Segment Open

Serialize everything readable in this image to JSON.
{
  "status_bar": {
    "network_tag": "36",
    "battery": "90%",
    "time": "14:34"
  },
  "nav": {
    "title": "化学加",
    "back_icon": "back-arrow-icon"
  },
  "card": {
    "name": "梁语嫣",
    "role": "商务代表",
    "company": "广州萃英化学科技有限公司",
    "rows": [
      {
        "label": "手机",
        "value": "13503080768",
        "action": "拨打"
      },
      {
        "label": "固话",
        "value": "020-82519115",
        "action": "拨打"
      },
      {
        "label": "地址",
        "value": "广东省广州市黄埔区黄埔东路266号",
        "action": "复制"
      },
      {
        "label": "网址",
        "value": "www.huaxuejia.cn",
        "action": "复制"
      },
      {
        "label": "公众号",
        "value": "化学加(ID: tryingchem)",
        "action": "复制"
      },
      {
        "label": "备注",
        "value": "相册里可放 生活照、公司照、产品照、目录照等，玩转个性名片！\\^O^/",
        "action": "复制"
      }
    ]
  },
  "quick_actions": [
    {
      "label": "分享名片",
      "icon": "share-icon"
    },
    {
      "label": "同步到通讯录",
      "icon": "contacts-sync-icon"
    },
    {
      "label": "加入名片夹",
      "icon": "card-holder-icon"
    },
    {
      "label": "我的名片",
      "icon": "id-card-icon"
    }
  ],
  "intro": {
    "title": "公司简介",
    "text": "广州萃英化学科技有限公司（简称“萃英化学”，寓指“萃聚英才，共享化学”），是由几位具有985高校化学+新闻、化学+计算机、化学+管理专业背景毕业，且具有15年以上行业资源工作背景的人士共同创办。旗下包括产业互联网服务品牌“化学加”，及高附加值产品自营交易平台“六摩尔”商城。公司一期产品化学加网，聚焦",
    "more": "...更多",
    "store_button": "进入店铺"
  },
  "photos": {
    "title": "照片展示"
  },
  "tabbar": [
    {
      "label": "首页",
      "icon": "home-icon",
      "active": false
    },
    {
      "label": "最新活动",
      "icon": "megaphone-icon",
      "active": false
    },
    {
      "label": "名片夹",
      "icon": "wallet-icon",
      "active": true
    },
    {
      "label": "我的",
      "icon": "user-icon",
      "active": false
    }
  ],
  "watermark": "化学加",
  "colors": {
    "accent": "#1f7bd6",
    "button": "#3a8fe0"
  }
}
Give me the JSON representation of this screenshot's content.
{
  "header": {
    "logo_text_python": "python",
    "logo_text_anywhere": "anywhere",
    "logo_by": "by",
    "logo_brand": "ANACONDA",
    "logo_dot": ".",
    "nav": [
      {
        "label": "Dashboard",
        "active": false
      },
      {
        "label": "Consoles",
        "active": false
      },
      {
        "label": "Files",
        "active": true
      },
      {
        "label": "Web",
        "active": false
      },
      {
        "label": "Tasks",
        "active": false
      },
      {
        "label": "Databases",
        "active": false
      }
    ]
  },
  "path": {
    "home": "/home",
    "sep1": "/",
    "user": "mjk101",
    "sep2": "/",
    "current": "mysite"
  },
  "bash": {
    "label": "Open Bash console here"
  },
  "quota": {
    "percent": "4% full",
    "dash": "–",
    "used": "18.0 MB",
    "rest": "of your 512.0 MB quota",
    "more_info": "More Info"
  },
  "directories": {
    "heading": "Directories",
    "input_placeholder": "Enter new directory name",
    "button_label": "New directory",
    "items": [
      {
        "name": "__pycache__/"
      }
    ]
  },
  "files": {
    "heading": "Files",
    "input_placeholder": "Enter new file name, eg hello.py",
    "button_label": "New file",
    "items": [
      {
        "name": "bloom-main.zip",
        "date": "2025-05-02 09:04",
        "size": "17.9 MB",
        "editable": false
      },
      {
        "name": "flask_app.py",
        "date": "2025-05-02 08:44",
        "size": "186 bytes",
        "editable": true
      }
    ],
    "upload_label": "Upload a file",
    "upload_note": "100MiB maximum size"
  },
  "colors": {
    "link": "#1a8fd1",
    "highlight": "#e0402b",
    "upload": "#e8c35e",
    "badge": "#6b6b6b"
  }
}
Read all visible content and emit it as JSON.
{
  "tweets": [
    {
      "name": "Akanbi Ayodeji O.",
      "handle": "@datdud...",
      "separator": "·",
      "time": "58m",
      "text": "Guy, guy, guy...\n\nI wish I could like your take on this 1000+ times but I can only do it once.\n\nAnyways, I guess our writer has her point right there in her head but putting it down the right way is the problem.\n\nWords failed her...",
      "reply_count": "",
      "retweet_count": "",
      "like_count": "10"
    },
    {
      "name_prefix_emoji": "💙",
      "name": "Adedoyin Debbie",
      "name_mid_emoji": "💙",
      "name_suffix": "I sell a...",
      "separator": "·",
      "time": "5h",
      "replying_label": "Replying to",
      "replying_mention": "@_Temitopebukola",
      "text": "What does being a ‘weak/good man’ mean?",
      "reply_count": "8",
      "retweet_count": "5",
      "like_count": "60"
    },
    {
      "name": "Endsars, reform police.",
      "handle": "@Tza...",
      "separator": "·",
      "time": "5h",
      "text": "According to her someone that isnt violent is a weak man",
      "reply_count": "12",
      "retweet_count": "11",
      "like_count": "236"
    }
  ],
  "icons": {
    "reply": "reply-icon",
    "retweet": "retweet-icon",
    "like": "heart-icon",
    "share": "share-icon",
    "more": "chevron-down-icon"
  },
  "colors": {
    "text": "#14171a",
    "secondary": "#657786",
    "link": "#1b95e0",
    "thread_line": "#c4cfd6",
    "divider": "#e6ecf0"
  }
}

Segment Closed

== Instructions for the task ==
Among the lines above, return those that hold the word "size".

== Problem solution ==
        "size": "17.9 MB",
        "size": "186 bytes",
    "upload_note": "100MiB maximum size"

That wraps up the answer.